During the spring, Nova used his new pitch to great effect, but it remains to be seen if he’ll enjoy the same amount of success once the games start to count. Combined with his already impressive fastball, above average curve and functional changeup, however, the addition of cutter makes Nova a much more dynamic pitcher, and perhaps one worthy of lofty expectation. After all, Connors has a pretty good track record teaching the cutter. Just ask Greg Maddux and Andy Pettitte.
Before getting carried too away about Nova’s prospects for 2011, several question marks remain, not the least of which are his youth and inexperience. It’s easy to lose sight of his Nova’s age because he has been overshadowed by the Yankees other more high profile prospects, but the right hander is only 24, which is younger than Phil Hughes, Joba Chamberlain, and even Andrew Brackman. However, with youth comes uncertainty, so any optimism about Nova must be tempered. After all, if history is a guide, he probably won’t even spend the entire season in the rotation. For perspective, in the franchise’s 110 year history, only 23 pitches have posted at least 25 starts in a year before their age-25 season, and only 13 have done so since 1961. Furthermore, only seven Yankees’ pitchers have accomplished the feat in their rookie season. Can Nova become the eighth?
Yankees’ Rookies (Age-24 or Younger) With At Least 25 Games Started

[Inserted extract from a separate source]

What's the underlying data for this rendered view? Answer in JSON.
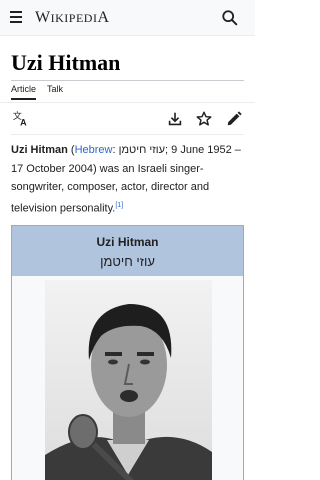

By the time October rolls around, the Yankees starting rotation could look vastly different than it does today. Just don’t be surprised if Nova is still in it. Although names like Garcia, Colon, Banuelos and Betances have dominated the spring, Nova could wind up being the pitcher who is talked about all summer.